Problem statement :: Say how many lines in the entries below mention "Exit", with no other words.

____ Records to use

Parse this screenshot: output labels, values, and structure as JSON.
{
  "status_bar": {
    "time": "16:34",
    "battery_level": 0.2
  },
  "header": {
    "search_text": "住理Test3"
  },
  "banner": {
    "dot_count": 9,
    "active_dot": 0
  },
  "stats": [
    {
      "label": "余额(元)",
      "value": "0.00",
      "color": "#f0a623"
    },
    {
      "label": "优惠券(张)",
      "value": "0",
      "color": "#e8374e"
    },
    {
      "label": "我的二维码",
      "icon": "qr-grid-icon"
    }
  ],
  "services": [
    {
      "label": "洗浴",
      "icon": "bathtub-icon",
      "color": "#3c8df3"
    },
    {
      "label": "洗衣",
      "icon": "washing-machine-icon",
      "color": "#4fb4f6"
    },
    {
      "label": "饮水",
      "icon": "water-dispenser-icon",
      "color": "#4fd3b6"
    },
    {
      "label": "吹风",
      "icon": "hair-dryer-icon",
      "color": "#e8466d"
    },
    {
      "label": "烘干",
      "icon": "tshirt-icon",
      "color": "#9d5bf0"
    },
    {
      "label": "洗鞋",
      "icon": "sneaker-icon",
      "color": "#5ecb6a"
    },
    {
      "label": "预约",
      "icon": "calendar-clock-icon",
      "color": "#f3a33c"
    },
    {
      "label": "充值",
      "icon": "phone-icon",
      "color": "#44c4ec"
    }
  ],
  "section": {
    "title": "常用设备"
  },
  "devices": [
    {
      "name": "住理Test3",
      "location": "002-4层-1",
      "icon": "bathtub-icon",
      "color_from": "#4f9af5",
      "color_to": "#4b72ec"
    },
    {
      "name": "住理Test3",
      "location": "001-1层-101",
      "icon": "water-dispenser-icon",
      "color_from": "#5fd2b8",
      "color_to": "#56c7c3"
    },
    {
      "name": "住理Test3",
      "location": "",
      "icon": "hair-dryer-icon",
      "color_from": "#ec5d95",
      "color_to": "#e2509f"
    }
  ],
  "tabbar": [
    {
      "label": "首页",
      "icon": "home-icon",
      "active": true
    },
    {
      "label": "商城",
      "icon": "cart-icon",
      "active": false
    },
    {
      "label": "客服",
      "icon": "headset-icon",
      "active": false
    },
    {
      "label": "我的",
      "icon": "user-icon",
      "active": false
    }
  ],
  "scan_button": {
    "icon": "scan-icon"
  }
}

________
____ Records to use

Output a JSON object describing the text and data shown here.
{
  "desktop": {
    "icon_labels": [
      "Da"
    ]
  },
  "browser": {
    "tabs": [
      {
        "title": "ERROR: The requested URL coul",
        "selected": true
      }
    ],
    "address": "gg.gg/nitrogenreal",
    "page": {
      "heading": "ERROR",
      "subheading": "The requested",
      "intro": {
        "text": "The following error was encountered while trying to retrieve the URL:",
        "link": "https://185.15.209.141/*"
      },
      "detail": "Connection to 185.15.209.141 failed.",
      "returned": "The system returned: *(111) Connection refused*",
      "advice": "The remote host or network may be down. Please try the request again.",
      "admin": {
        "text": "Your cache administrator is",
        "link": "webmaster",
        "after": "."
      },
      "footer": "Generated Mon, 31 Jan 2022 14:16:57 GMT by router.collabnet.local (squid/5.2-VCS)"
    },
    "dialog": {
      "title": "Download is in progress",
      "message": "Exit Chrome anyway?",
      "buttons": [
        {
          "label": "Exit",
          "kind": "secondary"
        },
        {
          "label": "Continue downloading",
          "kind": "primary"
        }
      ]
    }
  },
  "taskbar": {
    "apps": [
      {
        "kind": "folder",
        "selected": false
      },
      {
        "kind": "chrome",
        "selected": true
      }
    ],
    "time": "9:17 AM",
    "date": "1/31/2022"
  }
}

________

Response below :: 2